Jacinta: And as part of this dominant culture we get to look at these minority cultures – which of course add to that all-embracing diversity we’re so proud of – with fascination, with condescension, with alarm, with disgust, with starry eyes, with guilt, with humour, with exasperation, with a mixture of some or all of these feelings or impulses, without being called out for it in any serious way.

Canto: But aren’t we being called out for having the wrong attitudes? Isn’t that what political correctness is all about?

Jacinta: Well, political correctness is a fascinating thing, and not such a bad thing. It’s a kind of unspoken, largely unconscious vigilante force to avoid hurt – to old people, fat people, gay people, disabled people, people who look, dress or act differently (in a more or less harmless way) from the norm. So we internalise our criticisms and anxieties, we restrict them to our internal monologues, or to conversations with like-minded others, and we never quite know whether this is civilised or cowardly behaviour.

Canto: It certainly helps us to get along.

Jacinta: Well, more than that, I mean it doesn’t just help us to avoid unnecessary battles, it helps us to reflect on first impressions, to question them, to challenge them, to deepen them. There’s more to political correctness than meets the eye.

Canto: You mean we shouldn’t judge political correctness by first impressions…

Jacinta: Which takes us back to Maori culture. We’ve not just seen the Maoris running our hotel in a professional and friendly way, we’ve been to a traditional Maori ceremony, somewhat ‘westernised’ for us tourists, and we’ve watched their men and women perform for us, in mock-warrior and lyrical mode, with dignity humour and a lot of tolerance for the goggle-eyed, muttering global trade of people shuffling through and holding up their mobile phones and clicking distractingly, while obscuring the view of we polite, politically correct watchers, pathetically torn between appreciating the Maori scenes on the stage, and being irritated at those around us who weren’t being as politically correct as ourselves…

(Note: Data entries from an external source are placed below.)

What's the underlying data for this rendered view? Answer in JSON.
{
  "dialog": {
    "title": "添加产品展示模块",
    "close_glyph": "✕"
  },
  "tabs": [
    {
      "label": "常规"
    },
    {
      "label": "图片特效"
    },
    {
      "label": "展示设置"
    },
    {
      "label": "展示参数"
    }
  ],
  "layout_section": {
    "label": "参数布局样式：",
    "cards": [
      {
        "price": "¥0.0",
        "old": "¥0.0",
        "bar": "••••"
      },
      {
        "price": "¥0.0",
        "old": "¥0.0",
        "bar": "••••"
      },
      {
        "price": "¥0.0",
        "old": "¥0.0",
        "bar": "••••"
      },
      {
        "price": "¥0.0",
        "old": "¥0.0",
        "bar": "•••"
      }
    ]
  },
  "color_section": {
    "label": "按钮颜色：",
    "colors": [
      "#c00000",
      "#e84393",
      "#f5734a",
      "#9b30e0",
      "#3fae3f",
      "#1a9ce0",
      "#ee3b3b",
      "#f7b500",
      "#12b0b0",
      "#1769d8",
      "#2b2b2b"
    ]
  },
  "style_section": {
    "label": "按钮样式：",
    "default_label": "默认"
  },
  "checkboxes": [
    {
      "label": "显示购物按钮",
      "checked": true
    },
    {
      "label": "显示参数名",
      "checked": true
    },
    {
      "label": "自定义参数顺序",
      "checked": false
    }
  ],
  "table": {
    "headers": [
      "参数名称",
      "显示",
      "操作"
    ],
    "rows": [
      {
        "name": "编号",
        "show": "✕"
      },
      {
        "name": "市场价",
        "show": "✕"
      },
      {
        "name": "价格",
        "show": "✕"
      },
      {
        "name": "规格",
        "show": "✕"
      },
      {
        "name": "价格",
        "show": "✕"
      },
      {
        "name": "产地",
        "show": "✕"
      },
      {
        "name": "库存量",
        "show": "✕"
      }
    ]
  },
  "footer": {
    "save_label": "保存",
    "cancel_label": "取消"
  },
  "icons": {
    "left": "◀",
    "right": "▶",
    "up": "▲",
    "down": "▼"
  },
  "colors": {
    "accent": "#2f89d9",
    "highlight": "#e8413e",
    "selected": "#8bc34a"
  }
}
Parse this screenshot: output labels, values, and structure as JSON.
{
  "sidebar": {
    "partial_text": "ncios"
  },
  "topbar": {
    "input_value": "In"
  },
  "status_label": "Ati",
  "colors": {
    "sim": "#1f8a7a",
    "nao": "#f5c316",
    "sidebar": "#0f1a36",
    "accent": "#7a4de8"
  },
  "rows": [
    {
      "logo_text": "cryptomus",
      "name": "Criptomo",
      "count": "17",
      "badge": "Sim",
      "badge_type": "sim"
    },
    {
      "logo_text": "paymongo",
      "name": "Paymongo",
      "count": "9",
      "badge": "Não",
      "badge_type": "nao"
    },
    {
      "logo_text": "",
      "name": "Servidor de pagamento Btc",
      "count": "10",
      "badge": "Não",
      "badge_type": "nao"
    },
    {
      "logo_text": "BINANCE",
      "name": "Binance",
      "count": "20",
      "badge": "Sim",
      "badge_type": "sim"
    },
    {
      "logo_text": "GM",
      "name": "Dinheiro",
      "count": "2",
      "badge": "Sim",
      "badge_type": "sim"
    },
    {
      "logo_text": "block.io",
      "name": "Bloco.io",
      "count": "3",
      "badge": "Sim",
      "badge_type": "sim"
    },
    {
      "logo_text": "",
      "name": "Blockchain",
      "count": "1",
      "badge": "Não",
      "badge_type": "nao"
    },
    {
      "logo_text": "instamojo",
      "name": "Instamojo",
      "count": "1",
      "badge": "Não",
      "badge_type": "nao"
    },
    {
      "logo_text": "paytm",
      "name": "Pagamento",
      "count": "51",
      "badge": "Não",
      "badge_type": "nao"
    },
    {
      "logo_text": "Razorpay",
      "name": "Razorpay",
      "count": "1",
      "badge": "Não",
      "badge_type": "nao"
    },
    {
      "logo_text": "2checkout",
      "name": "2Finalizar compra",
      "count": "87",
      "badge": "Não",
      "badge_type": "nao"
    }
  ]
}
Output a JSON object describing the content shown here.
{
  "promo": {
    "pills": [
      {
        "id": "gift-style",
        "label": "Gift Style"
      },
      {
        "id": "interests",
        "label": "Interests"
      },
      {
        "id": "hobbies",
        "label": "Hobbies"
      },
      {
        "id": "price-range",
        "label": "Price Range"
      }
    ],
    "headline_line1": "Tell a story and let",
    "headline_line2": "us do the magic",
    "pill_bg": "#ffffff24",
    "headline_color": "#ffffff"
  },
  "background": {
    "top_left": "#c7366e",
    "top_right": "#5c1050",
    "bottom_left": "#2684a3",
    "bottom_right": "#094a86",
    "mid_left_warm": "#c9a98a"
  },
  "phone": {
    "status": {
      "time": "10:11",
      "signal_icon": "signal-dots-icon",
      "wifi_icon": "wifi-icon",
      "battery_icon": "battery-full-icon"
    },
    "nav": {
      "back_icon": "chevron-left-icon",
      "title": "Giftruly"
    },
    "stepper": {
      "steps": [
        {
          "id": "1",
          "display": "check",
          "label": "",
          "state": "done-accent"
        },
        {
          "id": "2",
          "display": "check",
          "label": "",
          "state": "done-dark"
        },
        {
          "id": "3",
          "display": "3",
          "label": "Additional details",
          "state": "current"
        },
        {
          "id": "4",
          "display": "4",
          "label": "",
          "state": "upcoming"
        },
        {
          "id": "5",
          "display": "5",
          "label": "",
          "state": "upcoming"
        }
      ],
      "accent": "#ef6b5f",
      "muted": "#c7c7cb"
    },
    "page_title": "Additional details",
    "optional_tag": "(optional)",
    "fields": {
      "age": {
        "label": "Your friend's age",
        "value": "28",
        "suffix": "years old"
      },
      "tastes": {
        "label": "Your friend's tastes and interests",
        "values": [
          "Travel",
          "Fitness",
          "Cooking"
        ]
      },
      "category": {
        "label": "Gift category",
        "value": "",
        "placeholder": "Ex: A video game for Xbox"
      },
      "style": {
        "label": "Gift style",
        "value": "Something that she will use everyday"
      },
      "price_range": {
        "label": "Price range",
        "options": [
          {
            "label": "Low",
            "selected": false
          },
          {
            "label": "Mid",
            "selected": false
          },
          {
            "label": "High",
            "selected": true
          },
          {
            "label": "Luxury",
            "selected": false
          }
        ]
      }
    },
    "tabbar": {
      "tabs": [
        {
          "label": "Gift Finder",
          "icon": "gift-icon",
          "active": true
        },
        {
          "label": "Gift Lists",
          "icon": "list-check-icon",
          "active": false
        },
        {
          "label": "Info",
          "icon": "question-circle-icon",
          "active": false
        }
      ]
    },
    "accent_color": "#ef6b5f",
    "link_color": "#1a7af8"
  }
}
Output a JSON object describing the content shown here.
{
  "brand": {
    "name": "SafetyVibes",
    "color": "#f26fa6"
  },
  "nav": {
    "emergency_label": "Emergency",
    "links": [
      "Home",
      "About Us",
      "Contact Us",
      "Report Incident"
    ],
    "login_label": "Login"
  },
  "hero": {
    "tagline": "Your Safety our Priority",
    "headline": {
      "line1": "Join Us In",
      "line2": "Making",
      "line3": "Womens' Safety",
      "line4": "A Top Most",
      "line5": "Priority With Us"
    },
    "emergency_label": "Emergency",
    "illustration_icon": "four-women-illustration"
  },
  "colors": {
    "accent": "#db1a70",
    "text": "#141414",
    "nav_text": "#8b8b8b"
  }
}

Jacinta: That’s modern life, in the ‘first world’….

Written by stewart henderson

April 23, 2018 at 5:24 pm

Leave a Reply

Fill in your details below or click an icon to log in:

WordPress.com Logo

You are commenting using your WordPress.com account. Log Out /  Change )

Google+ photo

You are commenting using your Google+ account. Log Out /  Change )

Twitter picture

You are commenting using your Twitter account. Log Out /  Change )

Facebook photo

You are commenting using your Facebook account. Log Out /  Change )

w

Connecting to %s

%d bloggers like this: